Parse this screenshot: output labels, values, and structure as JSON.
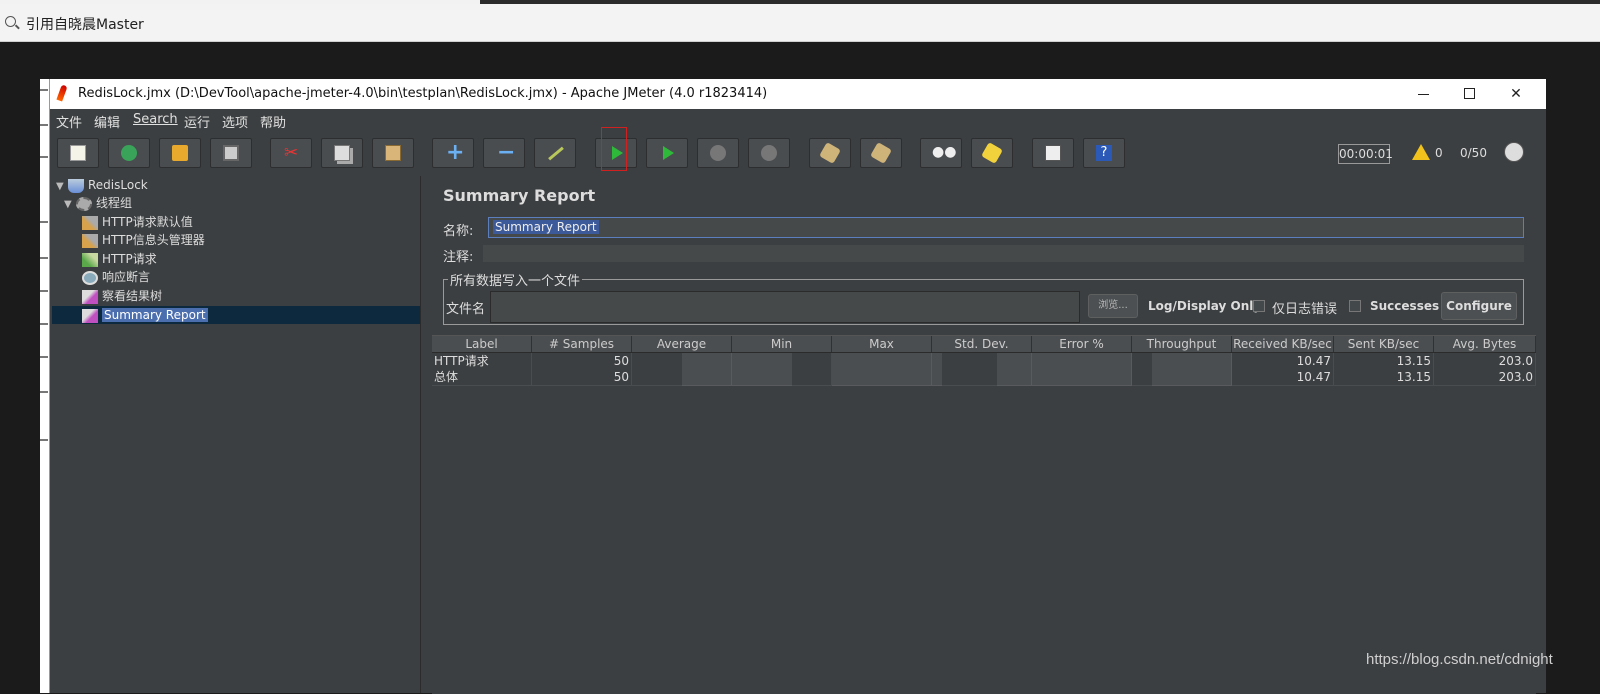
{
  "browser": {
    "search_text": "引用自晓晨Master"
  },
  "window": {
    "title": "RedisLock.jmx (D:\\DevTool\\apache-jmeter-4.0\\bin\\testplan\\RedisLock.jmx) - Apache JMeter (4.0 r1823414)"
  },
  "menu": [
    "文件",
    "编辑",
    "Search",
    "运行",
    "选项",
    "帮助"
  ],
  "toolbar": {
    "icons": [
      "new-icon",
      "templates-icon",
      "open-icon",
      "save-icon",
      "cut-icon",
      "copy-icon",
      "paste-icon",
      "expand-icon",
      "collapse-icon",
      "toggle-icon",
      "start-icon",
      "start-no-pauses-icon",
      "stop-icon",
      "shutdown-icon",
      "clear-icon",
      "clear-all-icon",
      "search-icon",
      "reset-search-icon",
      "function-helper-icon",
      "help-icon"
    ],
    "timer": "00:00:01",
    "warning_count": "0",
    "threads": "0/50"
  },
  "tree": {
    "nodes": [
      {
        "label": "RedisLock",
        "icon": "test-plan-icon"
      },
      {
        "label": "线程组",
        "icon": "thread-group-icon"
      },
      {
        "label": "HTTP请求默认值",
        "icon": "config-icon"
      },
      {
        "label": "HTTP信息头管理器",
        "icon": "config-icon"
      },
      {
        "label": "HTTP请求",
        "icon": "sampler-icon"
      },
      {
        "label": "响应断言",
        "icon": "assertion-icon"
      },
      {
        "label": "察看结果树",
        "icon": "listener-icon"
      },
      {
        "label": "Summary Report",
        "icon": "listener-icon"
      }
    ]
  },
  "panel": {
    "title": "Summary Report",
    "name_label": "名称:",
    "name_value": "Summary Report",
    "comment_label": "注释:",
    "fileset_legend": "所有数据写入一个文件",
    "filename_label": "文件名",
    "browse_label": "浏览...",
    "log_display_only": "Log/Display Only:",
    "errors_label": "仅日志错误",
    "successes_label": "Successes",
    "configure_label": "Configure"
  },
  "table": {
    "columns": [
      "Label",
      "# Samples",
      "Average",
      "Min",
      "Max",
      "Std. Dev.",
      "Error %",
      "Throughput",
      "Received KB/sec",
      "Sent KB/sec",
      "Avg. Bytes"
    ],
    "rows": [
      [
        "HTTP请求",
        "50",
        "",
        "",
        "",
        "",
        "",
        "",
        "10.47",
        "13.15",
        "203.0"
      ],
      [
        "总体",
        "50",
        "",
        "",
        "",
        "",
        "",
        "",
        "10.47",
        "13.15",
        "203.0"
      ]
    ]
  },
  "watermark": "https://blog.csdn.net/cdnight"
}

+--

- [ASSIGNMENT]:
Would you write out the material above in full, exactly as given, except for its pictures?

- [ANSWER TO THIS PROBLEM]:
Parse this screenshot: output labels, values, and structure as JSON.
{
  "browser": {
    "search_text": "引用自晓晨Master"
  },
  "window": {
    "title": "RedisLock.jmx (D:\\DevTool\\apache-jmeter-4.0\\bin\\testplan\\RedisLock.jmx) - Apache JMeter (4.0 r1823414)"
  },
  "menu": [
    "文件",
    "编辑",
    "Search",
    "运行",
    "选项",
    "帮助"
  ],
  "toolbar": {
    "icons": [
      "new-icon",
      "templates-icon",
      "open-icon",
      "save-icon",
      "cut-icon",
      "copy-icon",
      "paste-icon",
      "expand-icon",
      "collapse-icon",
      "toggle-icon",
      "start-icon",
      "start-no-pauses-icon",
      "stop-icon",
      "shutdown-icon",
      "clear-icon",
      "clear-all-icon",
      "search-icon",
      "reset-search-icon",
      "function-helper-icon",
      "help-icon"
    ],
    "timer": "00:00:01",
    "warning_count": "0",
    "threads": "0/50"
  },
  "tree": {
    "nodes": [
      {
        "label": "RedisLock",
        "icon": "test-plan-icon"
      },
      {
        "label": "线程组",
        "icon": "thread-group-icon"
      },
      {
        "label": "HTTP请求默认值",
        "icon": "config-icon"
      },
      {
        "label": "HTTP信息头管理器",
        "icon": "config-icon"
      },
      {
        "label": "HTTP请求",
        "icon": "sampler-icon"
      },
      {
        "label": "响应断言",
        "icon": "assertion-icon"
      },
      {
        "label": "察看结果树",
        "icon": "listener-icon"
      },
      {
        "label": "Summary Report",
        "icon": "listener-icon"
      }
    ]
  },
  "panel": {
    "title": "Summary Report",
    "name_label": "名称:",
    "name_value": "Summary Report",
    "comment_label": "注释:",
    "fileset_legend": "所有数据写入一个文件",
    "filename_label": "文件名",
    "browse_label": "浏览...",
    "log_display_only": "Log/Display Only:",
    "errors_label": "仅日志错误",
    "successes_label": "Successes",
    "configure_label": "Configure"
  },
  "table": {
    "columns": [
      "Label",
      "# Samples",
      "Average",
      "Min",
      "Max",
      "Std. Dev.",
      "Error %",
      "Throughput",
      "Received KB/sec",
      "Sent KB/sec",
      "Avg. Bytes"
    ],
    "rows": [
      [
        "HTTP请求",
        "50",
        "",
        "",
        "",
        "",
        "",
        "",
        "10.47",
        "13.15",
        "203.0"
      ],
      [
        "总体",
        "50",
        "",
        "",
        "",
        "",
        "",
        "",
        "10.47",
        "13.15",
        "203.0"
      ]
    ]
  },
  "watermark": "https://blog.csdn.net/cdnight"
}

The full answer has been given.